    But exposure doesn't involve embracing the possibility of being a bad person. That's still buying in to black and white thinking which is why therapy wouldn't encourage that. Therapy is about finding out that all the compulsions you do are the reason you feel like a bad person. They are the cause of all your problems. Not doing the compulsions is what both you and Franklin need to do, set up in therapy as a behavioural experiment. I understand that, I just think it's important to recognise because this could be where a lot of people are going wrong
  8. Gemma7

    Issues that sit alongside OCD

    But this isn't what therapy does. It's about seeing if your problem is worrying you're a bad person rather than being a bad person. It's about not doing compulsions in a situation you normally would and finding out if you feel better or worse, it is not about exposing yourself to the idea you are a bad person.
  9. Gemma7

    Issues that sit alongside OCD

    This is strange that both you and Franklin feel this way. Maybe there's been some confusion about what you're meant to do to tackle OCD, because exposure should not be at odds with boosting self-esteem at all.
  10. Gemma7

    Issues that sit alongside OCD

    Thanks GBG, you too
  11. Gemma7

    Issues that sit alongside OCD

    Is this reassurance seeking I'm not sure but I'll answer, it seems more like OCD to me. You seem worried that you're a bad person (theory B).
  12. Gemma7

    Issues that sit alongside OCD

    It is difficult, but start with whatever is causing you the most problems, don't worry about tackling everything at once. For instance, if there's a current obsession compulsion cycle then focus on breaking that. After that you can focus on general behaviours that keep OCD coming back. I'm ok thanks, apart from OCD obviously
  13. Gemma7

    Issues that sit alongside OCD

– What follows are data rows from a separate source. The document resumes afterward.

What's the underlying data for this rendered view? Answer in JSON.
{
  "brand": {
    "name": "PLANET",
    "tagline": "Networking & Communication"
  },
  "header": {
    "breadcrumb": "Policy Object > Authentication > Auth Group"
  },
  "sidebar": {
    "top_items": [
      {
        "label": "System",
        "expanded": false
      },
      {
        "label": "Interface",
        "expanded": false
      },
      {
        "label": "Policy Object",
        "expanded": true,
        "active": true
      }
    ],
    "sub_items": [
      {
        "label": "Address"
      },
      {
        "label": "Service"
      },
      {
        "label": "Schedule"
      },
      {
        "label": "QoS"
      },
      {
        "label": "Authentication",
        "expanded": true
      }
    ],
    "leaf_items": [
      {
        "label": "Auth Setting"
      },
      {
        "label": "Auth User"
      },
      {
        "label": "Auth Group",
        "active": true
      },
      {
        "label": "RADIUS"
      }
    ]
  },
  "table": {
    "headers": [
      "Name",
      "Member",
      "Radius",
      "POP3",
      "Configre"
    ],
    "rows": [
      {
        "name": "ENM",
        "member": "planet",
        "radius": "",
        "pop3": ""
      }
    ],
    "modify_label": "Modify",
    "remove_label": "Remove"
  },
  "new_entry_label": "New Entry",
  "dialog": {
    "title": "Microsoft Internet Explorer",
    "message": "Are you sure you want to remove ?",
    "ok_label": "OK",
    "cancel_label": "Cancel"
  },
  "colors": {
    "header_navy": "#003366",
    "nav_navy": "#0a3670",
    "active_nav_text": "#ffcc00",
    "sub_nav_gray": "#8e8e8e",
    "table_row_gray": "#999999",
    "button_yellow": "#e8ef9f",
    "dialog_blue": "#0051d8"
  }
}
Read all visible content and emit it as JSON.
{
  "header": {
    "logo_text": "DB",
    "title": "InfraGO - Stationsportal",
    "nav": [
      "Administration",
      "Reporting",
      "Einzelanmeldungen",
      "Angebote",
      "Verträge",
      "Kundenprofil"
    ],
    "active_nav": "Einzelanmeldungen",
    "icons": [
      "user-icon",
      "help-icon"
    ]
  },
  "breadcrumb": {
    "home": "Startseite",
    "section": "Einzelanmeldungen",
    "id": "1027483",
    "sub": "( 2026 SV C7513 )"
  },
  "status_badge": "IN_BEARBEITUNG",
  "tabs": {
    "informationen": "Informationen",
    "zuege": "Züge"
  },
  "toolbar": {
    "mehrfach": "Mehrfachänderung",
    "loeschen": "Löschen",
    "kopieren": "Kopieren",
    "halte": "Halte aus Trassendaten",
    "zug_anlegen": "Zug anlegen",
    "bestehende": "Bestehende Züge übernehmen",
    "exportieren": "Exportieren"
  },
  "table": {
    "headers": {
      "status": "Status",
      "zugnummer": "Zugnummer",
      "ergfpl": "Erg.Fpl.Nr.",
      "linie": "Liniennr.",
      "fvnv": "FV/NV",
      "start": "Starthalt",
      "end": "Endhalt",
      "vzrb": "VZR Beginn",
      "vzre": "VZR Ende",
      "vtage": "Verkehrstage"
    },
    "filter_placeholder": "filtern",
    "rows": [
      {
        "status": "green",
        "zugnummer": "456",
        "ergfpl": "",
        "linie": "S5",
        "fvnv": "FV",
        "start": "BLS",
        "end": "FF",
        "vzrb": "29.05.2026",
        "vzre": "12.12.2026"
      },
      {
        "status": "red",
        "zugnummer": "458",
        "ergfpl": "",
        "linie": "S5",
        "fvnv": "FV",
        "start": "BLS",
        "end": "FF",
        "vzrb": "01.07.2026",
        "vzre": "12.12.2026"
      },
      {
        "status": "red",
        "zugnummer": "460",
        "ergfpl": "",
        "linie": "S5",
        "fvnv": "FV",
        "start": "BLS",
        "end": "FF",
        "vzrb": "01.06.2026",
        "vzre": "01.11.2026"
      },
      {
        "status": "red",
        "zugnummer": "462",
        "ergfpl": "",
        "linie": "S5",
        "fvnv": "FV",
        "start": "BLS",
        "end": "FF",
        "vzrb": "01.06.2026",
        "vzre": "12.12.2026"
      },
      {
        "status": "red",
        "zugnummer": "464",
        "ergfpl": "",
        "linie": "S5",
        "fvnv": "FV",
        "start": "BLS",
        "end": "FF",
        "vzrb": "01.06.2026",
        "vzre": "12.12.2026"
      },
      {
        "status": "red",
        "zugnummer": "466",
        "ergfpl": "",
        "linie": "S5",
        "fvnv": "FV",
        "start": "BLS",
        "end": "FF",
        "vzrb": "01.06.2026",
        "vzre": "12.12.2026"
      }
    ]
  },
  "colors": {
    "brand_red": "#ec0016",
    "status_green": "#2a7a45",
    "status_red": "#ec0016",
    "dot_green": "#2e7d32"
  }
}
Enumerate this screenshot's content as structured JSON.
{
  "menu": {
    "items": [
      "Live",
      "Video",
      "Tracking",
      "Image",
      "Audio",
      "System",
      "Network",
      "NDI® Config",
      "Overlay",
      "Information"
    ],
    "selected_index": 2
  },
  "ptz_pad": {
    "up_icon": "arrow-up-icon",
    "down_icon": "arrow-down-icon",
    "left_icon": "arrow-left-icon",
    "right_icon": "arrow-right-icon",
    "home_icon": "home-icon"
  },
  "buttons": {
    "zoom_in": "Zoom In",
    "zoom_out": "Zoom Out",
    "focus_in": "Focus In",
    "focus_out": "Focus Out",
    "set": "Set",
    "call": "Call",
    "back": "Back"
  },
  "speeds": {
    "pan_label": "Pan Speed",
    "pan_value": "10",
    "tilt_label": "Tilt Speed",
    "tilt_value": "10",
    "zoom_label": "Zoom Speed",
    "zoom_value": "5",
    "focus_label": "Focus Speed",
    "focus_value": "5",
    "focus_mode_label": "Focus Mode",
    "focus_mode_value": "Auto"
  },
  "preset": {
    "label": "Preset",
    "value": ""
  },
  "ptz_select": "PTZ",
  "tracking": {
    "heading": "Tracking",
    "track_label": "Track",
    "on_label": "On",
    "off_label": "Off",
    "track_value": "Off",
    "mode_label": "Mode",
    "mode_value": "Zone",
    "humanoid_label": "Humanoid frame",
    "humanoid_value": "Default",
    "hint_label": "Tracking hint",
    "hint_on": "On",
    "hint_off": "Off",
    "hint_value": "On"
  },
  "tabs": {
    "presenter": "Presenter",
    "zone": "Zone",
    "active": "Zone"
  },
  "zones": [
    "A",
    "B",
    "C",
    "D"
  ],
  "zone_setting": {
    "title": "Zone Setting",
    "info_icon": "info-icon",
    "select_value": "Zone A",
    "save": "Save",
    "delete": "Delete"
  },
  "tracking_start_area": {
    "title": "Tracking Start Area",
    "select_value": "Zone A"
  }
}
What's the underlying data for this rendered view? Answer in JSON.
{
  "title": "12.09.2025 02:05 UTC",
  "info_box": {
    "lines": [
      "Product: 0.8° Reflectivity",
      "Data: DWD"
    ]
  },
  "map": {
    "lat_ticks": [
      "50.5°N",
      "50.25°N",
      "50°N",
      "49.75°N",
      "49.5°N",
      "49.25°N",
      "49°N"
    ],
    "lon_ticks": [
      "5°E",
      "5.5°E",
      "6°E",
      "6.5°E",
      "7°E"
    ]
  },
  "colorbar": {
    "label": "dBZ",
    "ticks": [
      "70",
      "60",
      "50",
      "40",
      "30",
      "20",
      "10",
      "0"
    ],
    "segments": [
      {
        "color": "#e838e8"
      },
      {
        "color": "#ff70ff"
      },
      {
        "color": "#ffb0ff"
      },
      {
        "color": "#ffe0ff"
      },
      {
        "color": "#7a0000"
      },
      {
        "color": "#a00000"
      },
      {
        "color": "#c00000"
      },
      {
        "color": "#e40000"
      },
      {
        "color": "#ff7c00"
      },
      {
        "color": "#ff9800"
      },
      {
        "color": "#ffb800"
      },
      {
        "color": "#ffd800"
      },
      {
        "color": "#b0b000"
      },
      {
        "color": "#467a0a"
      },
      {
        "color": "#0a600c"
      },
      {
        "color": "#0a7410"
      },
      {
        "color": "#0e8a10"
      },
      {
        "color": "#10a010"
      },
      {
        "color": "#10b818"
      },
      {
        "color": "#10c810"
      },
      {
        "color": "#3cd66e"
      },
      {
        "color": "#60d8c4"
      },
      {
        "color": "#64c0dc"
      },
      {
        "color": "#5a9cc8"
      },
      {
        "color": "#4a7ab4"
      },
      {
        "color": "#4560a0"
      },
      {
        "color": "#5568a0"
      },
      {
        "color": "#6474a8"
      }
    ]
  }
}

    You can talk about what you want but people usually don't have fun and casual debates about stuff they are highly anxious about. You need to make up your own mind about good and bad and hold to that. You rely too much on your partners opinion without having your own, this makes you question and doubt yourself. If you went in to the debate believing that good and bad are on a subjective sliding scale then would this have upset you as much? This for me is the problem with just thinking 'I'm a bad person', it isn't targeting your compulsions, instead it's answering a question that can't be answered. If sometimes thinking 'I'm bad' is like a compulsion because of certainty then to me you need to leave the questions be. You say you try to figure stuff out, with rumination? Do you check memories or look on the internet? What do you avoid? These are the things to work on that you know keep you stuck.
  14. Gemma7

    Issues that sit alongside OCD

    You could argue anything you want, doesn't mean you should! What compulsions anyone does matters, it is those behaviours that keep OCD going. Think something if it causes you anxiety, but ERP is about response prevention, so it's important you know what compulsions you are not doing after you have thought something on purpose. Thinking something only deals with thinking based compulsions too, most people have lots of avoidance behaviours that increase the likelihood of rumination. If you don't tackle those then you'll always be fighting rumination.
  15. Gemma7

    Issues that sit alongside OCD

    You need to stop thinking and talking about what is a good and bad person. This discussion isn't helpful because you are applying black and white labels to an incredibly subjective grey area issue. If you went in with the correct perspective that most people are neither all good nor all bad then why have the discussion, it would be over before it begun. ERP is about not doing the compulsions you usually do. If you never let yourself think 'I'm a bad person' then thinking it could be part of a behavioural experiment, but if you can think that freely already then don't bother and work on ERP for actual compulsions you do.